INSTRUCTIONS FOR THE TASK:
Every entry is to be restated exactly; pictures are not part of the copy.

MATERIAL FOR THIS EXERCISE:
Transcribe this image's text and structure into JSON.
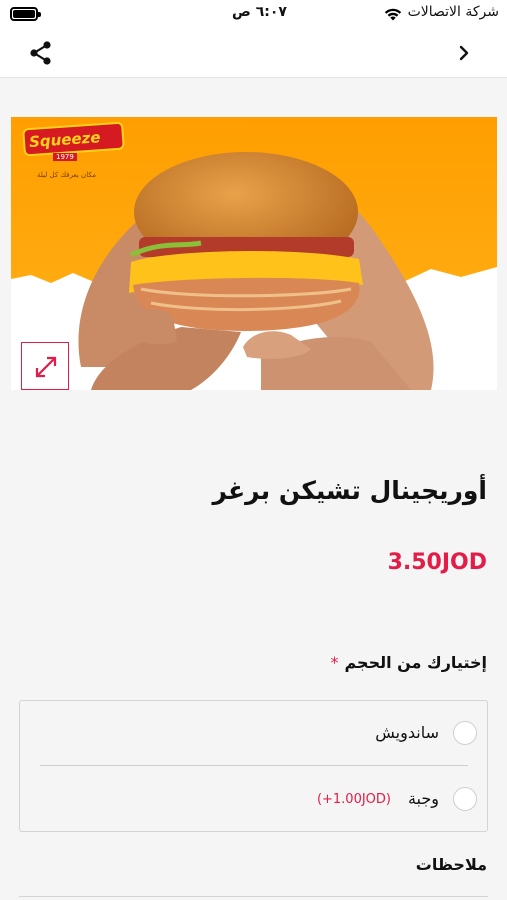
{
  "status_bar": {
    "time": "٦:٠٧ ص",
    "carrier": "شركة الاتصالات",
    "icons": [
      "battery-icon",
      "wifi-icon"
    ]
  },
  "nav": {
    "icons": [
      "share-icon",
      "chevron-right-icon"
    ]
  },
  "hero": {
    "logo_text": "Squeeze",
    "logo_year": "1979",
    "logo_tagline": "مكان يعرفك كل ليلة",
    "expand_icon": "expand-arrows-icon"
  },
  "product": {
    "title": "أوريجينال تشيكن برغر",
    "price": "3.50JOD"
  },
  "size_section": {
    "heading": "إختيارك من الحجم",
    "required_mark": "*",
    "options": [
      {
        "label": "ساندويش",
        "extra": ""
      },
      {
        "label": "وجبة",
        "extra": "(+1.00JOD)"
      }
    ]
  },
  "notes": {
    "heading": "ملاحظات"
  },
  "colors": {
    "accent": "#e11d48",
    "hero_bg": "#ffa300",
    "page_bg": "#f5f5f5"
  }
}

TASK RESPONSE:
Transcribe this image's text and structure into JSON.
{
  "status_bar": {
    "time": "٦:٠٧ ص",
    "carrier": "شركة الاتصالات",
    "icons": [
      "battery-icon",
      "wifi-icon"
    ]
  },
  "nav": {
    "icons": [
      "share-icon",
      "chevron-right-icon"
    ]
  },
  "hero": {
    "logo_text": "Squeeze",
    "logo_year": "1979",
    "logo_tagline": "مكان يعرفك كل ليلة",
    "expand_icon": "expand-arrows-icon"
  },
  "product": {
    "title": "أوريجينال تشيكن برغر",
    "price": "3.50JOD"
  },
  "size_section": {
    "heading": "إختيارك من الحجم",
    "required_mark": "*",
    "options": [
      {
        "label": "ساندويش",
        "extra": ""
      },
      {
        "label": "وجبة",
        "extra": "(+1.00JOD)"
      }
    ]
  },
  "notes": {
    "heading": "ملاحظات"
  },
  "colors": {
    "accent": "#e11d48",
    "hero_bg": "#ffa300",
    "page_bg": "#f5f5f5"
  }
}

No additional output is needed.